Retirement has been a series of adjustments for Paul Jasmine. He is happy to tell you there is now time available for skiing, rides in his 22-foot Chapparal boat on Lake Tahoe, and the prospect of vacations to destinations like Costa Rica. Also expected has been the effort needed to replace his steady paycheck with payouts from his pension, IRA account, and income from some rental house investments.

On the downside, his bank of 30 years doesn’t want to extend credit to him anymore. “I never had any problems while I was working,” he says. “Things change big time when you’re retired.”

Paul, 67, spent his career as a risk-management engineer in San Jose, Calif., for a series of companies including GE Capital, which leased equipment to the booming high-tech industry. After working from home for a few years, he decided to take the plunge into retirement, so he and his wife, Dana, 13 years his junior, decided to swap their San Jose house for a place in South Tahoe.

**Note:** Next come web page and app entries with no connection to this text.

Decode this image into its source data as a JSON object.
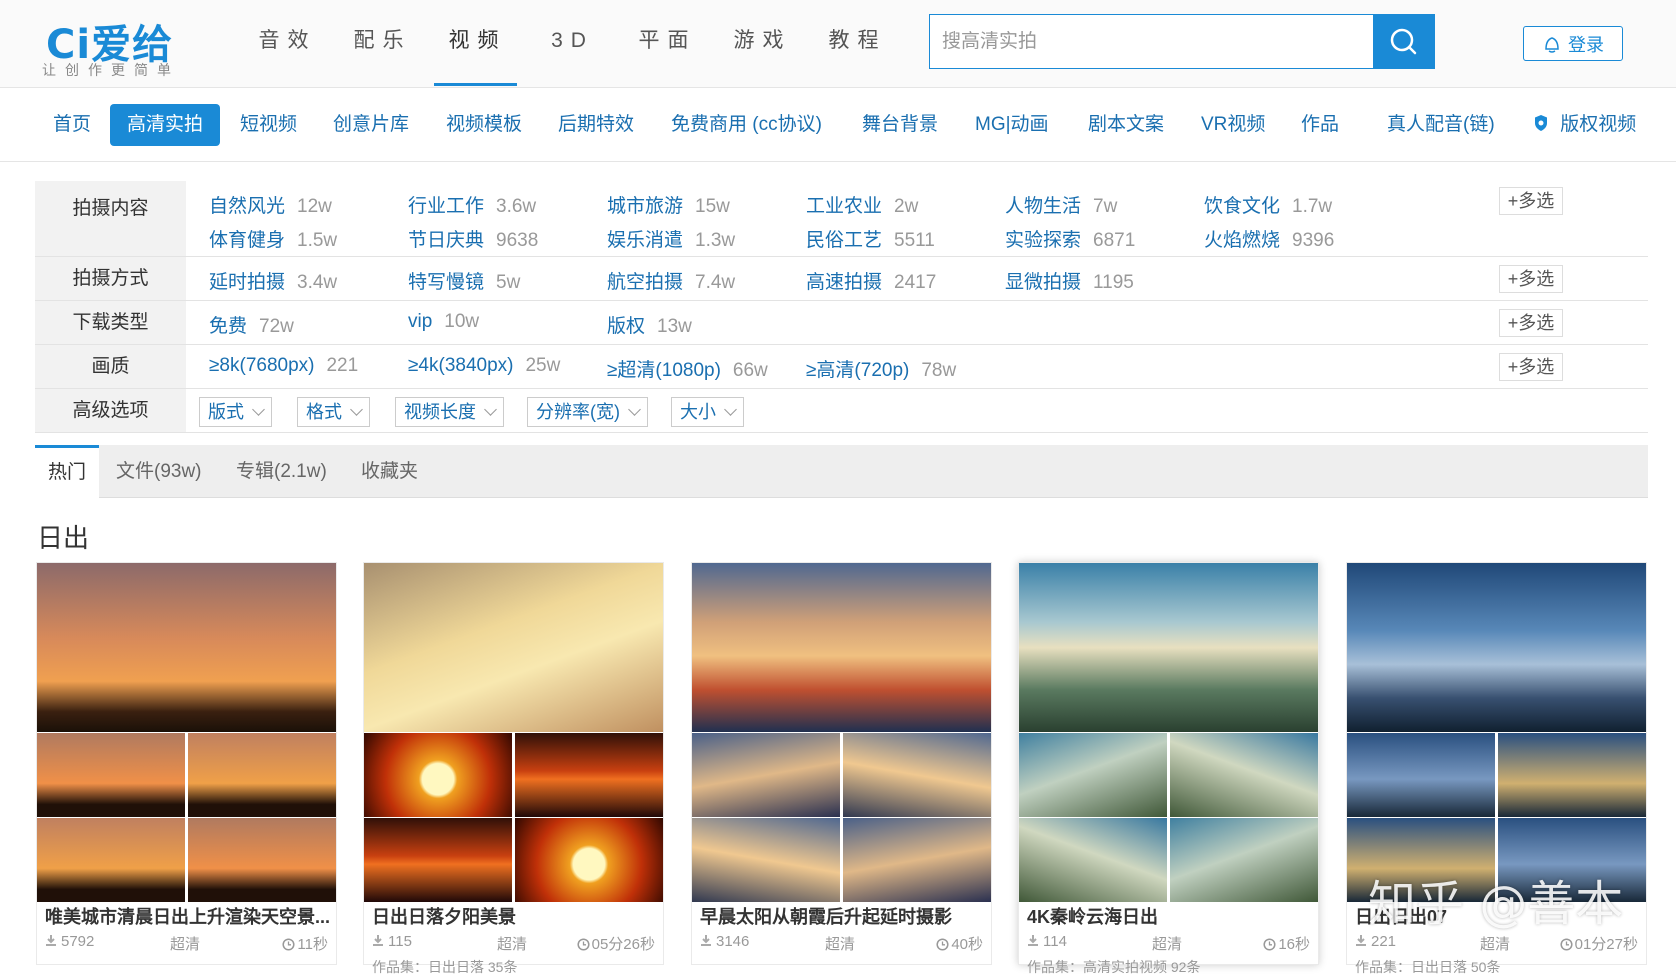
{
  "logo": {
    "brand": "Ci爱给",
    "slogan": "让创作更简单"
  },
  "top_nav": [
    "音效",
    "配乐",
    "视频",
    "3D",
    "平面",
    "游戏",
    "教程"
  ],
  "top_nav_active": "视频",
  "search": {
    "placeholder": "搜高清实拍"
  },
  "login": {
    "label": "登录"
  },
  "category_nav": [
    "首页",
    "高清实拍",
    "短视频",
    "创意片库",
    "视频模板",
    "后期特效",
    "免费商用 (cc协议)",
    "舞台背景",
    "MG|动画",
    "剧本文案",
    "VR视频",
    "作品",
    "真人配音(链)",
    "版权视频"
  ],
  "category_active": "高清实拍",
  "filters": {
    "content": {
      "label": "拍摄内容",
      "options": [
        {
          "name": "自然风光",
          "count": "12w"
        },
        {
          "name": "行业工作",
          "count": "3.6w"
        },
        {
          "name": "城市旅游",
          "count": "15w"
        },
        {
          "name": "工业农业",
          "count": "2w"
        },
        {
          "name": "人物生活",
          "count": "7w"
        },
        {
          "name": "饮食文化",
          "count": "1.7w"
        },
        {
          "name": "体育健身",
          "count": "1.5w"
        },
        {
          "name": "节日庆典",
          "count": "9638"
        },
        {
          "name": "娱乐消遣",
          "count": "1.3w"
        },
        {
          "name": "民俗工艺",
          "count": "5511"
        },
        {
          "name": "实验探索",
          "count": "6871"
        },
        {
          "name": "火焰燃烧",
          "count": "9396"
        }
      ]
    },
    "method": {
      "label": "拍摄方式",
      "options": [
        {
          "name": "延时拍摄",
          "count": "3.4w"
        },
        {
          "name": "特写慢镜",
          "count": "5w"
        },
        {
          "name": "航空拍摄",
          "count": "7.4w"
        },
        {
          "name": "高速拍摄",
          "count": "2417"
        },
        {
          "name": "显微拍摄",
          "count": "1195"
        }
      ]
    },
    "download": {
      "label": "下载类型",
      "options": [
        {
          "name": "免费",
          "count": "72w"
        },
        {
          "name": "vip",
          "count": "10w"
        },
        {
          "name": "版权",
          "count": "13w"
        }
      ]
    },
    "quality": {
      "label": "画质",
      "options": [
        {
          "name": "≥8k(7680px)",
          "count": "221"
        },
        {
          "name": "≥4k(3840px)",
          "count": "25w"
        },
        {
          "name": "≥超清(1080p)",
          "count": "66w"
        },
        {
          "name": "≥高清(720p)",
          "count": "78w"
        }
      ]
    },
    "advanced": {
      "label": "高级选项",
      "dropdowns": [
        "版式",
        "格式",
        "视频长度",
        "分辨率(宽)",
        "大小"
      ]
    },
    "more_label": "多选"
  },
  "tabs": [
    "热门",
    "文件(93w)",
    "专辑(2.1w)",
    "收藏夹"
  ],
  "tab_active": "热门",
  "section_title": "日出",
  "cards": [
    {
      "title": "唯美城市清晨日出上升渲染天空景...",
      "downloads": "5792",
      "quality": "超清",
      "duration": "11秒",
      "author": ""
    },
    {
      "title": "日出日落夕阳美景",
      "downloads": "115",
      "quality": "超清",
      "duration": "05分26秒",
      "author": "作品集：日出日落 35条"
    },
    {
      "title": "早晨太阳从朝霞后升起延时摄影",
      "downloads": "3146",
      "quality": "超清",
      "duration": "40秒",
      "author": ""
    },
    {
      "title": "4K秦岭云海日出",
      "downloads": "114",
      "quality": "超清",
      "duration": "16秒",
      "author": "作品集：高清实拍视频 92条"
    },
    {
      "title": "日出日出07",
      "downloads": "221",
      "quality": "超清",
      "duration": "01分27秒",
      "author": "作品集：日出日落 50条"
    }
  ],
  "watermark": "知乎 @善本",
  "colors": {
    "accent": "#1a8ad6",
    "link": "#1a6fb0"
  }
}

While Paul works his investments, Dana got a job in the pharmacy at the local CVS, which provides an income, medical insurance, and an opportunity to earn a pharmacy technician’s license.

For Paul, adjusting to a life of financial self-reliance has not been uniformly smooth. There was a somewhat ill-fated decision to sign up for a real estate investment class, which led him to buy a number of Florida housing lots sight unseen. “I paid too much and got hammered,” he says philosophically. “I’m dumping those as fast as I can.”
Paul also has a weakness for buying into time shares, which he gently describes as “probably not the best investment.” It did yield that vacation to Costa Rica, where they went ziplining and visited a rain forest, as well as another trip to Hawaii.

A better decision was to buy some rental houses in the Midwest. Even with that investment there were challenges, with tenants damaging the houses. But the units are stabilized now, and long-term leases are yielding 12%.

Paul and Dana’s two children are grown and both working in Southern California. Natalie, 28, is working at a Ritz Carlton, and Kevin, 24, is working at a marketing company that Paul struggles to describe. “I can’t even understand the job descriptions,” he says.

The sometimes-disorienting world of the tech boom has of course provided the Jasmine family with what might have been their best investment—buying their house in San Jose in the mid-90s. “It was just an orchard city when I was a kid,” he says of his hometown, but that the region’s rapid transformation has left it almost unrecognizable.

“It’s a nice place to be from,” he sums up, “but I can’t stand visiting there anymore.”

So Paul and Dana decided to invest their real estate gains into a 2,500 square foot house in Lake Tahoe in 2016. When they decided it was time to tackle the unfinished landscaping, Paul applied for a HELOC with his long-time bank. He describes the 1.5-month experience as “terrible” and a never-ending series of requests for more information. “They want you to fax things,” he says. “Who uses a fax?” When he didn’t hear back, he called and was told he’d been turned down.

Then he applied to Figure, where he was pleased to learn that the company didn’t worry about whether his income was W-2 or 1099. “It’s a better way to get a loan,” he says of the 5-day process. “The world needs this.”

Now the landscaping is being installed, including natural Tahoe-area landscaping, a small waterfall, lawn, trees, and bushes. This place might not be their last house—he noted a touch wearily that the area was prone to getting snow in May—and he predicted that someday they’d end up moving to somewhere a bit warmer, and cheaper.

But for now, they are enjoying their upgraded house and looking forward to their trip to Cabo in this fall. “That’s what retirement is supposed to be about,” he says, “enjoying life and going to nice places.”